Exercise =>
Go through the listing below and report how many lines contain the word "title"; write no other words.

Exercise inputs =>
▼

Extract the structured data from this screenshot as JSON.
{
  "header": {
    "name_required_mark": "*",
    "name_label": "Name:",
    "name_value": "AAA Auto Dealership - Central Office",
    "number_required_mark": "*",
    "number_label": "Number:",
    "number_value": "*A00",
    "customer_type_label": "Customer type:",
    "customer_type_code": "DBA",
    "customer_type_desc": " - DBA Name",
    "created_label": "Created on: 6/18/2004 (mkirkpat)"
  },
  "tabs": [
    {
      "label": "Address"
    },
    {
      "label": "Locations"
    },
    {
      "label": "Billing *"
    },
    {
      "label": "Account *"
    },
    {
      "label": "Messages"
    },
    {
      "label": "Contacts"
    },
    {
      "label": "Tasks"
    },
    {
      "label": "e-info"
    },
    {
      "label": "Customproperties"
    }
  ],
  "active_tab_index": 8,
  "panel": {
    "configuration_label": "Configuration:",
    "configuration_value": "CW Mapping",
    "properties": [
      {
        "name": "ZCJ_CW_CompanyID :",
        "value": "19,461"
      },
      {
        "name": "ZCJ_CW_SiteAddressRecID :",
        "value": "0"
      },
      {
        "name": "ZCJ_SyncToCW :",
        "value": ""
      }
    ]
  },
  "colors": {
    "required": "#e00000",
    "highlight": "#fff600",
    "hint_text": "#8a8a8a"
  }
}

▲
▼

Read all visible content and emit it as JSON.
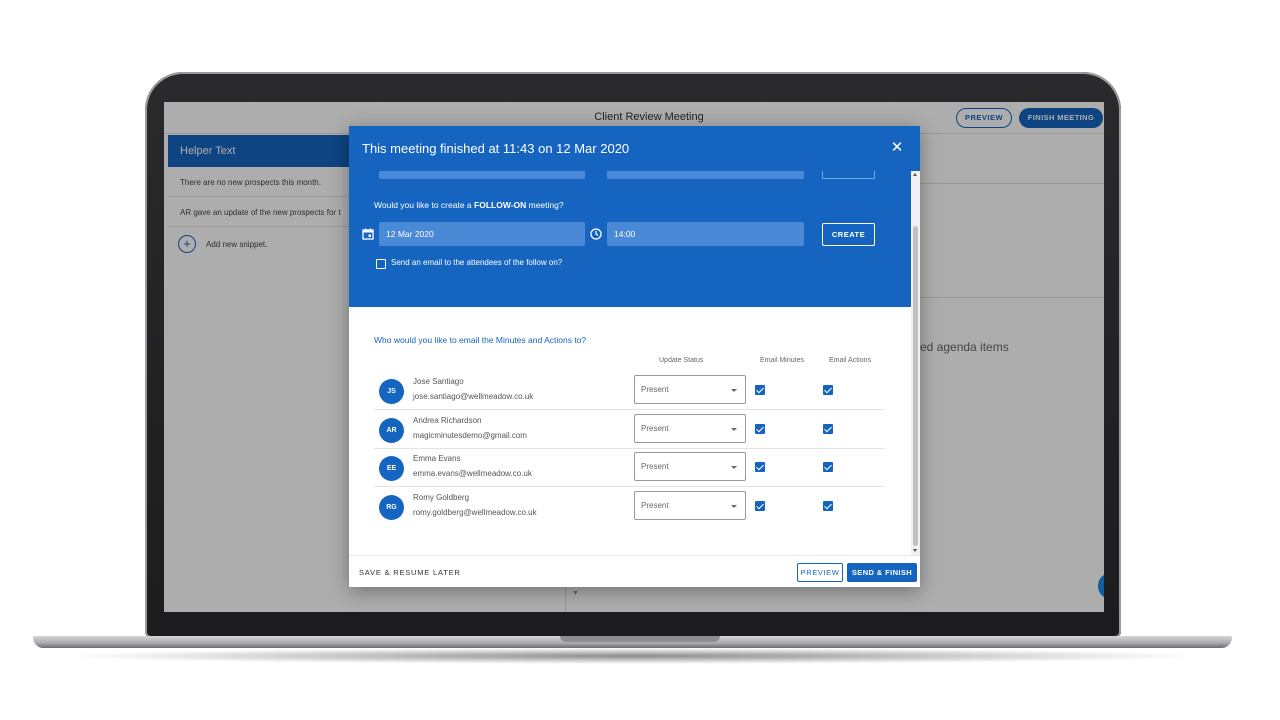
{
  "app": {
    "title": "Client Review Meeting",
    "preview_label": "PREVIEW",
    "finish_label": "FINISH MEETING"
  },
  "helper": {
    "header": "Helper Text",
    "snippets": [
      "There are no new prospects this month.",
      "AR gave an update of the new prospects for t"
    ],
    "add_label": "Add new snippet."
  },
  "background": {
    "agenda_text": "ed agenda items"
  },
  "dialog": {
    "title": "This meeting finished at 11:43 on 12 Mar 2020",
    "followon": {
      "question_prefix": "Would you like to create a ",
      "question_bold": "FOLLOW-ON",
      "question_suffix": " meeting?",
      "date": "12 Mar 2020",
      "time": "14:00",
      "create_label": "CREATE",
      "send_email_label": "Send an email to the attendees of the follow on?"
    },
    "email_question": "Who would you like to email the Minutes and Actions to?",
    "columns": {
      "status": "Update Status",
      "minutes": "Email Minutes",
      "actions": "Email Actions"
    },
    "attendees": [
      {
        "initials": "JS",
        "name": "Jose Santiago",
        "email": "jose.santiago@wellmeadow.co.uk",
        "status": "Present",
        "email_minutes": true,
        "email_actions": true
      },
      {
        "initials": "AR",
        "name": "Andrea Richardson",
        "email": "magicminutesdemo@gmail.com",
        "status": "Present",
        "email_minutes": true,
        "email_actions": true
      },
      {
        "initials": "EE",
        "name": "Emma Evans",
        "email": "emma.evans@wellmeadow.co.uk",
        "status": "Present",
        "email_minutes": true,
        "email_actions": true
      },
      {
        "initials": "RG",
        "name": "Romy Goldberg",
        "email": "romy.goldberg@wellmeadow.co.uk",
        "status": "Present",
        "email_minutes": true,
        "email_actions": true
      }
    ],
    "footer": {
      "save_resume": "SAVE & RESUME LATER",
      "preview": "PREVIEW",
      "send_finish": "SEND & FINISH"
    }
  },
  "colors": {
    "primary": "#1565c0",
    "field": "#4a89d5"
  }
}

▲
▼

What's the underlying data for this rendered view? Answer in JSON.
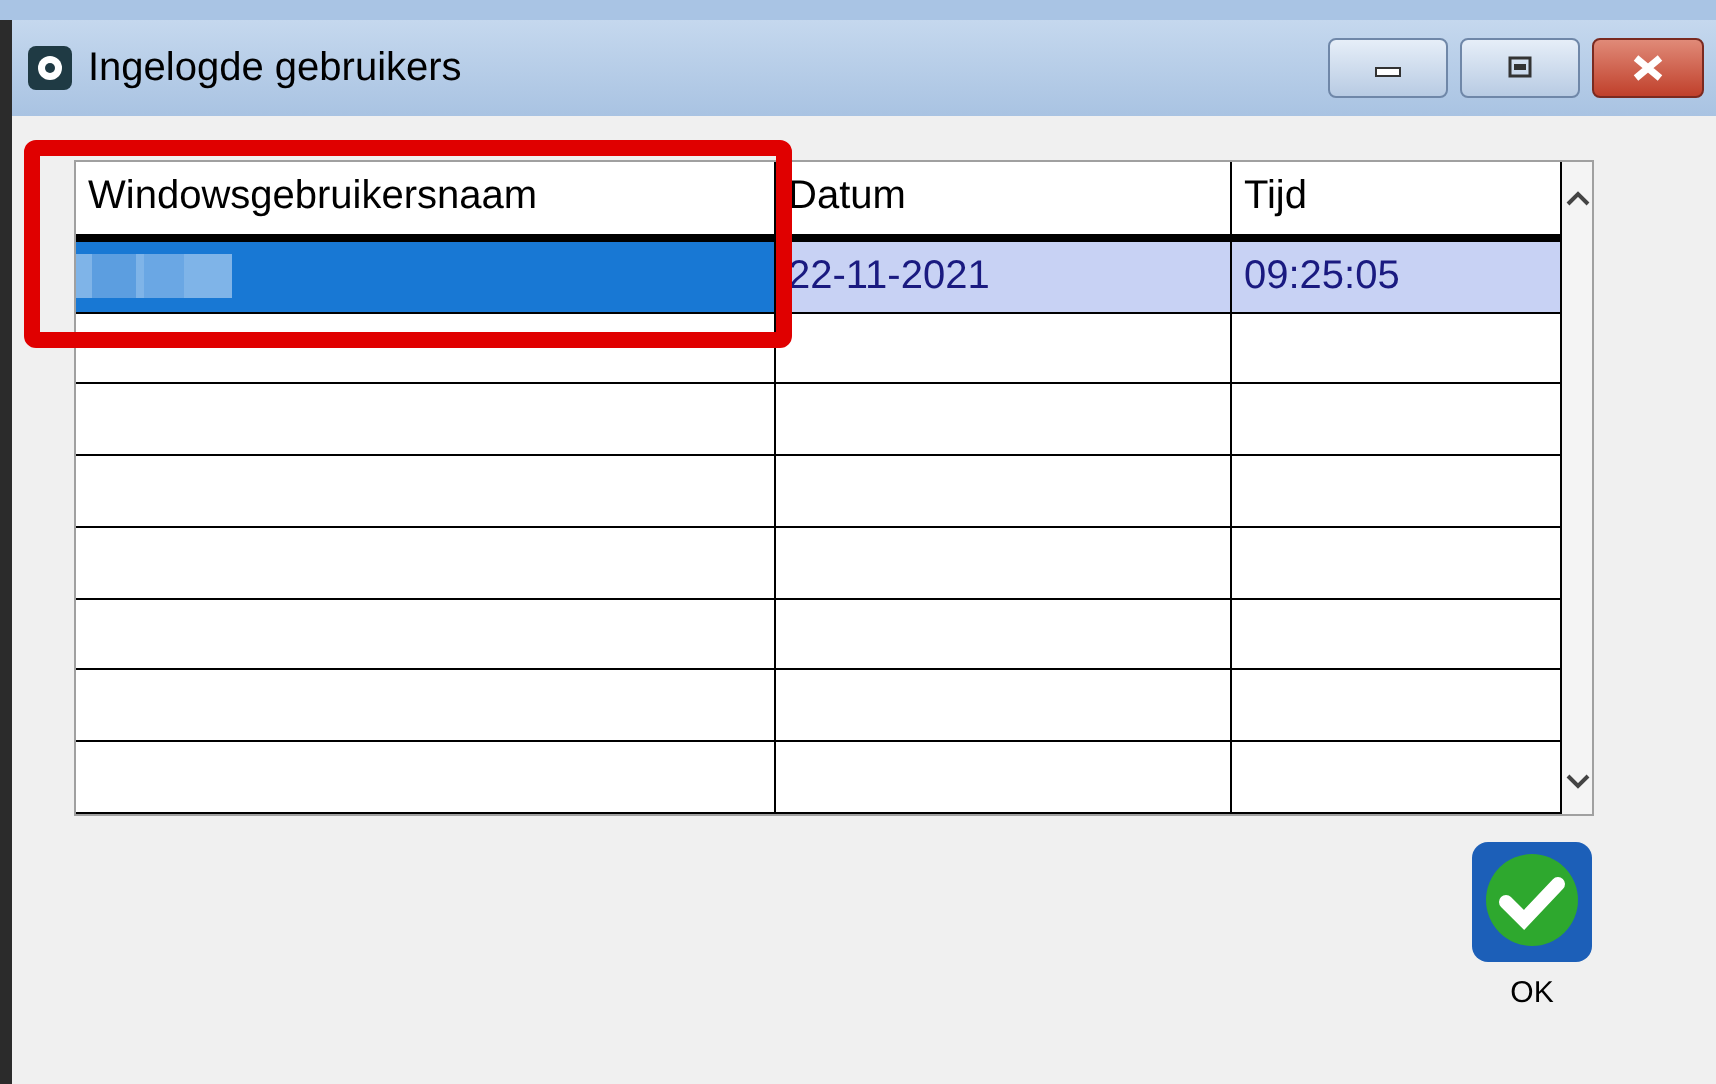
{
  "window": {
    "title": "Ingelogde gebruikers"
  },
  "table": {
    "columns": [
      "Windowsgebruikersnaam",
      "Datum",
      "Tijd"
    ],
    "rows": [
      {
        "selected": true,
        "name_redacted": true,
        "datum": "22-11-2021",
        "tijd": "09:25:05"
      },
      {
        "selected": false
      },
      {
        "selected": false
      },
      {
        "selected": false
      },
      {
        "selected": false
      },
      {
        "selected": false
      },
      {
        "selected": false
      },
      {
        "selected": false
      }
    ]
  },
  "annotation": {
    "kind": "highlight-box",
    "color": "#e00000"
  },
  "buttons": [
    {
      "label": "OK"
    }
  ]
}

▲

Completed exercise =>
3